Gigabytes…Terabytes…Petabytes…Zettabytes… Naming new units of computer memory may be fun but once you venture beyond the volumes we see in our current digital landscape it becomes a bit informal. Keeping track of just how large the numbers are isn’t so easy either. How much big data is there in a Yottabyte?
Three reels of moon-Landing tapes that were bought by an intern 43 years ago for a couple hundred dollars could fetch $1 million at an auction this week.
The first-ever image of a black hole was revealed to the world by an international team of researchers from the Event Horizon Telescope (EHT) project in a culmination of years of work, astronomy and computer science feats. How much data must you compute to get an image of something that’s 55 million light-years away, has a mass 6.5 billion times that of our own sun, from a network of 8 telescopes that combine to make a dish the size of the Earth?
“Based on the information provided, we believe that your personal information may have been impacted by this incident.”
Sound familiar? You and 143 million other people in the United States, the UK, and Canada.That’s right – Americans weren’t the only ones affected by the massive Equifax data breach.
It’s been quite a year for data breaches (many a result of escalating and evolving ransomware), but this situation was largely precipitated by Equifax’s negligence. Companies who feel they are taking extensive preventative measures can always do more. Being on the defense is not the same as mounting an offense.
IDC has released a long white paper, Data Age 2025, on the evolution of data in our lives, how we have moved through different eras of data and computing and highlighting key trends today. We break down the main points, talk about it’s new critical nature, and a bit about pizza toppings.
“April showers bring May flowers,” as they say. April also brings with it the frenzy of spring cleaning. This is the time of year when everything must sparkle, fit neatly into its predetermined spot, or go curbside.

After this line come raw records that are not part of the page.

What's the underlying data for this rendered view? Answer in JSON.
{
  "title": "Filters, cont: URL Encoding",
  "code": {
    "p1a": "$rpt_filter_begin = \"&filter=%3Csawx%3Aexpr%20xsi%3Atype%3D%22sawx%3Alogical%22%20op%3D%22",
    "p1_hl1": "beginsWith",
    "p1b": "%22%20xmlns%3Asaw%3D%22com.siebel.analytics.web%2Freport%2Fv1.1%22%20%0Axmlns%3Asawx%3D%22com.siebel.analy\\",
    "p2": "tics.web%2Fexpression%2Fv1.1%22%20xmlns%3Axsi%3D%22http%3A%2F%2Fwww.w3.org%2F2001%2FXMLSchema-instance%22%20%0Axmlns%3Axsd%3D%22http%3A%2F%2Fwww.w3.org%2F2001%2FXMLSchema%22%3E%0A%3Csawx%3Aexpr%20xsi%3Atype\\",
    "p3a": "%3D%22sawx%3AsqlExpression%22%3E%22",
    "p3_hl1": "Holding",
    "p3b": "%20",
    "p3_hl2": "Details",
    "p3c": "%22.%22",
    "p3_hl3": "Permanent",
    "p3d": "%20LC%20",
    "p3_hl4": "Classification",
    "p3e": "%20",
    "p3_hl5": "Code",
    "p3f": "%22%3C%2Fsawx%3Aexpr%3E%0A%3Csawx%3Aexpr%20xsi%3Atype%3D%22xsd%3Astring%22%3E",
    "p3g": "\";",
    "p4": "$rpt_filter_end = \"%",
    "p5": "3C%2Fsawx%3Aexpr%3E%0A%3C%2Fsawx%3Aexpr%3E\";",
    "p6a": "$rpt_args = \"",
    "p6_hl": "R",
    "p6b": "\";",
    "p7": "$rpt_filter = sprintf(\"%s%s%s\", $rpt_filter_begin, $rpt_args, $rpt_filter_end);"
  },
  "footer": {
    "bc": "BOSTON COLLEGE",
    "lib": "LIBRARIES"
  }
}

Everywhere and everything is fair game: your home, your garage, the interior and exterior of your car, your fridge, your office, and…your data.
Just like the clutter in your closet or garage, your data can be disorganized, old, poor quality, or redundant. Fortunately, de-cluttering your data will make your life (and business) run more smoothly in the long-term.
Unless you have experienced a hard drive failure, you may not be aware of the complexity how data is stored. A CBL data recovery expert sees a string of ones and zeroes organized in a perfect pattern otherwise known as your once-in-a-lifetime trip to Paris. It’s all about perspective.
We here at CBL would like thank you for selecting us as your data recovery service provider for 2009.
Looking back on another year we were lucky enough to work on many unique projects. Despite the ever changing technology landscape we here at CBL strive to continuously develop and...
As residents of the Greater Houston Area begin the cleanup after Hurricane Ike’s devastation, consumers and business owners alike who discover storm- and water-damaged computers in their homes and offices should follow this advice.
If you have family or friends in the Houston area, let them know they can...
For 24 hours, CBL is THE Hub.
Canada’s data recovery specialist comes to hubcanada.com’s rescue.
For small business owners, the end of the business day rarely finishes at five o’clock. In fact, taking work home to complete or review at the end of the day or on the weekend has...
Many times we get customers who bring in their external drives just after a crash. Often the external drive is referred to as their “backup”.
“I copied all of my data to my backup and it failed …”
Well, what about your original data? You mean this was your only copy?...
Heads and Tales: Out of the Ashes
When vintage music store, M.C. Productions Vintage Recordings, Penticton, British Columbia, Canada was destroyed in a fire, owner Mickey Clark lost all of the CDs he had compiled from his massive record collection, all of the backup disks from the music files he had digitized, and half of his inventory of 20,000 original recordings dating back to 1902. In addition, both of his hard drives were drowning in two feet of water. To the distraught performer, that meant the possible loss of thousands of music files many of which were Clark’s only copies which he started collecting at the age of eight.
Identity theft doesn’t just happen when somebody sorts through your garbage or steals your wallet. Thieves can steal your digital identity as well.
Like many of us in the technology field (or even the home user) we’ve accumulated several PC’s which are no longer used. Wait! Before you decide to trash...